Steve Lindahl – author of Motherless Soul and White Horse Regressions

Monday, July 6, 2015

The Paying Guests by Sarah Waters

The Paying Guests is the only Sarah Waters' novel I've read so far. I intend to read more. I skimmed other reviews before writing my own and was surprised by the fact that the main criticism was that this book didn't come up to her others. I'm looking forward to those.

I felt the book took a little while to get going. But once the relationship between Frances and Lilian began, the plot took off. I suppose it's necessary to understand Frances' relationship with her mother, with Christina, with the memory of her brother, and, of course, with Leonard as she gets to know the new tenants, but I think the early parts could have been a bit shorter.

The descriptions are wonderful. They give us readers a clear picture of what is being described while also letting us know what the characters think about the items. Here's an example when Frances sees the dress Lilian will be wearing to a party:

She found Lilian's bedroom door ajar, and could just glimpse Lilian beyond it: she was at the mirror, dressed in a frock that Frances had never seen before, the frock that she must have made for the party, a striking thing of white silk with a gauze overskirt, and with slender shoulder straps that left her arms and upper back bare. She was pushing a gold snake bangle over her wrists when she caught sight of Frances; she paused with it part-way up her arm as their gazes met through the glass. But at once she looked away, lowering her kohl-darkened eyelids, sliding the bangle higher, And what she said was, 'Here's Frances. Doesn't she look nice?”

The language is captivating, the attention to detail is wonderful, and enough of what the characters are thinking comes through to be intriguing.

The world we live in today is very different from the world of 1922. I loved the way this novel has characters with a 21st century perspective living in an early 20th century world.
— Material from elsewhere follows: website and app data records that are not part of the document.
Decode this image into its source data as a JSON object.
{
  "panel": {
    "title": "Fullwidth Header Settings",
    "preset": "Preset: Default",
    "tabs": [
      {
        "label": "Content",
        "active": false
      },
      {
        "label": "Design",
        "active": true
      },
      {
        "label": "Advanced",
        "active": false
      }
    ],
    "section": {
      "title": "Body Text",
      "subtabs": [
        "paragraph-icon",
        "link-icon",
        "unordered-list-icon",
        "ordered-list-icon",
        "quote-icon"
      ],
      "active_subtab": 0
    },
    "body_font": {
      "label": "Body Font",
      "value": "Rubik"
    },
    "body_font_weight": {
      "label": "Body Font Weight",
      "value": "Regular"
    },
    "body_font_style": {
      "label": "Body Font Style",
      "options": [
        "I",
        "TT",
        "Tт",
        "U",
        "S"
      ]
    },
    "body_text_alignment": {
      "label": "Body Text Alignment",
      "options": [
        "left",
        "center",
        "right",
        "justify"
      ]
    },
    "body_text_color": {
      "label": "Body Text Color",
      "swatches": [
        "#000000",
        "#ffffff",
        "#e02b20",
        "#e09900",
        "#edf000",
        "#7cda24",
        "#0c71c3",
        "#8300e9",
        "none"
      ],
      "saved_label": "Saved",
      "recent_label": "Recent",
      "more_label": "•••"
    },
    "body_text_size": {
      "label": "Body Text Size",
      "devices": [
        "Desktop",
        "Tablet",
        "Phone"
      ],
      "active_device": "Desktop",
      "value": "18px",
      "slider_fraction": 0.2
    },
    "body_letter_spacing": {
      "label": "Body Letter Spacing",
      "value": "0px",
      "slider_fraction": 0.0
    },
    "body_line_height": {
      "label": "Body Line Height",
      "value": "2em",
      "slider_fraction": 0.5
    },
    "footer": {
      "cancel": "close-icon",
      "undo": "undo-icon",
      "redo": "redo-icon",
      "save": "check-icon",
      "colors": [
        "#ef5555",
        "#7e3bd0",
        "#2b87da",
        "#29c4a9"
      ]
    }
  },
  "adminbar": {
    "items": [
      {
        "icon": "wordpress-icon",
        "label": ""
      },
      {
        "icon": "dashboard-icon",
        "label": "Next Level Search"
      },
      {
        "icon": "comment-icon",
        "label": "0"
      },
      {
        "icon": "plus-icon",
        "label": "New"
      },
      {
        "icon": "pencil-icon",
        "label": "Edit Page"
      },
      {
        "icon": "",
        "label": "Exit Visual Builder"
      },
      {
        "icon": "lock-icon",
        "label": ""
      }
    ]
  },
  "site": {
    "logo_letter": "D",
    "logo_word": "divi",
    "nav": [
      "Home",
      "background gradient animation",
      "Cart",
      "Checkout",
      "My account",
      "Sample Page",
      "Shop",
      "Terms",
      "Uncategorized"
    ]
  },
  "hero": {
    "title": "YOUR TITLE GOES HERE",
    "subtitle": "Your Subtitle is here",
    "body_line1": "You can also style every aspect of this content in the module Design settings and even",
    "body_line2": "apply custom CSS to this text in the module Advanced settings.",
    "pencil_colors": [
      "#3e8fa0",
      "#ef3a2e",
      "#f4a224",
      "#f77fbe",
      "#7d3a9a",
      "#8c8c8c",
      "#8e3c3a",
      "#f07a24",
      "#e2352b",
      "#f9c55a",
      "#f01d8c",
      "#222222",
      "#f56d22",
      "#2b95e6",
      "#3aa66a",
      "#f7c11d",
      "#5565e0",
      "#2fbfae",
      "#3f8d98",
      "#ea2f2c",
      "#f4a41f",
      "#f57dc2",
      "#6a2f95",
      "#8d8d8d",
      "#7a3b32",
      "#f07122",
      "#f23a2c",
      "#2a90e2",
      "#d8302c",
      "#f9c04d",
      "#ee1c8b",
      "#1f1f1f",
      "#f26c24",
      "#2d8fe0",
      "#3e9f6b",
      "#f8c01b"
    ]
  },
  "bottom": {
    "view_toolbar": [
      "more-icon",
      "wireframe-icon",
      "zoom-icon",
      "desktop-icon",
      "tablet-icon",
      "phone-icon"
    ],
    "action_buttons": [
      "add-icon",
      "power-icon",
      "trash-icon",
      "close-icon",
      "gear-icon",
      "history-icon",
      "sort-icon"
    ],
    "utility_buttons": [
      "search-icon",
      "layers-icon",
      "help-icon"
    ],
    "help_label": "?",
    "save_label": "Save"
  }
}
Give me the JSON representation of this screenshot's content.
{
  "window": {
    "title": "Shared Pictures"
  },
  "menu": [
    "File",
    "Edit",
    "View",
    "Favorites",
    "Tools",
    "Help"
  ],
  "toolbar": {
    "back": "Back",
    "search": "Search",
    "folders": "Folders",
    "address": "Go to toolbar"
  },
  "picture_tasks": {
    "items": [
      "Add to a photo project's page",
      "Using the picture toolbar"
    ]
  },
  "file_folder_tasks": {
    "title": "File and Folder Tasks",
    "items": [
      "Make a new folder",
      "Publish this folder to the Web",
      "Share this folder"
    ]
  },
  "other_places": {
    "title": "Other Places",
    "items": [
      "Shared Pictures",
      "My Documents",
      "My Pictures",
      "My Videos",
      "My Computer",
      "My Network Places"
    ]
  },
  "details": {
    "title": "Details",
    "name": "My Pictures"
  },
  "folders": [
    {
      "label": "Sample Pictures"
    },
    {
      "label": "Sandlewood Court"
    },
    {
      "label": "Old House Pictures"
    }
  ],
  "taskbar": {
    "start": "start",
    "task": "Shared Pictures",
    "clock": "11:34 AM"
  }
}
I also loved the way some of the characters couldn't live up to their best intentions. It's what makes them human.

Steve Lindahl – author of Motherless Soul and White Horse Regressions